=== Exercise goal ===
Report how many lines in the data include "JSON", with the number as the only reply.
=====
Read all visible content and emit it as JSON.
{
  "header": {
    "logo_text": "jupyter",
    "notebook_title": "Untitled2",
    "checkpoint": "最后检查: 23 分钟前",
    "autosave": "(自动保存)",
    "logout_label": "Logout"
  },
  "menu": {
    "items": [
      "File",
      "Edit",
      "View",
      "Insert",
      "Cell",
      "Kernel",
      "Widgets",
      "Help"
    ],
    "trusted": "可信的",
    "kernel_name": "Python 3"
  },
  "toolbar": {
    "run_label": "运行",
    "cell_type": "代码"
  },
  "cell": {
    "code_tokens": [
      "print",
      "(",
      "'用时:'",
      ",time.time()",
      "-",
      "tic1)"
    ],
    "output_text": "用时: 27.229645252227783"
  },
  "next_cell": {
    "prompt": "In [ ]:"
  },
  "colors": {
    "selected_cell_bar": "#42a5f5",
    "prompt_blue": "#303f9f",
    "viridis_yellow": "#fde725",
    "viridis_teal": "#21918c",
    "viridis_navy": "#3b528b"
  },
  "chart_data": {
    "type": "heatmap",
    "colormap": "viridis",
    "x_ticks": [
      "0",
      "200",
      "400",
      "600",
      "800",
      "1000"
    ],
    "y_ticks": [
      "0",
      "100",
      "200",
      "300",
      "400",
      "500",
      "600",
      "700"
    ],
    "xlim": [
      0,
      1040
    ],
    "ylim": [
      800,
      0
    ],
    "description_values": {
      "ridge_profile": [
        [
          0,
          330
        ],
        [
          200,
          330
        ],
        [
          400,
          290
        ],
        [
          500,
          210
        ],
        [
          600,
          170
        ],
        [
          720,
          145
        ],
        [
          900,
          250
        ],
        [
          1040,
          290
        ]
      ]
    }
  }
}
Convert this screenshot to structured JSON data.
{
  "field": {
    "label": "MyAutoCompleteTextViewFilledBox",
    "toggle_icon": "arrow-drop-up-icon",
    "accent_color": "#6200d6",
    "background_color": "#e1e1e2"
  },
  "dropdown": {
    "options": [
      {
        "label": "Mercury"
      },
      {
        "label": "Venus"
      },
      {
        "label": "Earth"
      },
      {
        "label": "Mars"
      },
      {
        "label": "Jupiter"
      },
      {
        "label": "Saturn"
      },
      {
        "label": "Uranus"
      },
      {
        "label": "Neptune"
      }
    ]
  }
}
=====
=== The answer ===
2